TASK DIRECTIONS: Filter the data for "title" and copy matching lines.
*** Begin section ***
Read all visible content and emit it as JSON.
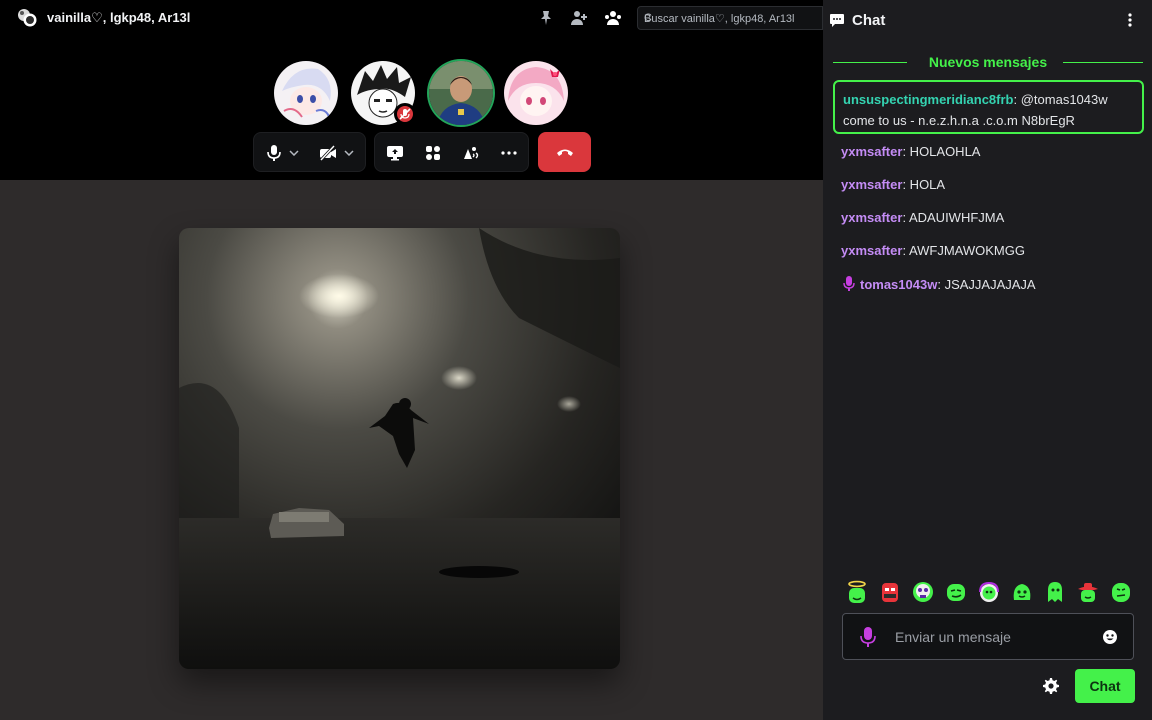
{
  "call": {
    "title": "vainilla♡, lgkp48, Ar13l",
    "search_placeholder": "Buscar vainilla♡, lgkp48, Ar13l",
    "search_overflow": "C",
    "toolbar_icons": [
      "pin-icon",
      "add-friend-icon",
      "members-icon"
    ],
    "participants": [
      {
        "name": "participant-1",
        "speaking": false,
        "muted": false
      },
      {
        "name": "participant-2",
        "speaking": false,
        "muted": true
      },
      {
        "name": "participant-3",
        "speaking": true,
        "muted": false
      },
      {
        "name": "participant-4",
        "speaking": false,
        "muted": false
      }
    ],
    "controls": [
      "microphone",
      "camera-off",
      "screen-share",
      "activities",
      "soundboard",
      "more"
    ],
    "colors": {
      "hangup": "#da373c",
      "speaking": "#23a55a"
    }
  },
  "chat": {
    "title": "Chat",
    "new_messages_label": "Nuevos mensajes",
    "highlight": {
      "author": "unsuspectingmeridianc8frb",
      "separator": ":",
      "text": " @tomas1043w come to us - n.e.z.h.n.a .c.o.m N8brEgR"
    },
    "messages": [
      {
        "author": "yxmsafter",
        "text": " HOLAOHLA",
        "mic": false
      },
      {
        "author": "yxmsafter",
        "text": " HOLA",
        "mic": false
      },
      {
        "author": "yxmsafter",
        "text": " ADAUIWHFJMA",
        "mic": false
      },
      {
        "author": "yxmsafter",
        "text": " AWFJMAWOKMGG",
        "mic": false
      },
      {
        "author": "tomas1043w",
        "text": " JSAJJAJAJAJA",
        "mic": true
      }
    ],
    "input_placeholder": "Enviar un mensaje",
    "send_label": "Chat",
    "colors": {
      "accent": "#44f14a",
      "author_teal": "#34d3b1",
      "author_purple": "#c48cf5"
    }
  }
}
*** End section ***
WRITTEN SOLUTION:
    "title": "vainilla♡, lgkp48, Ar13l",
    "title": "Chat",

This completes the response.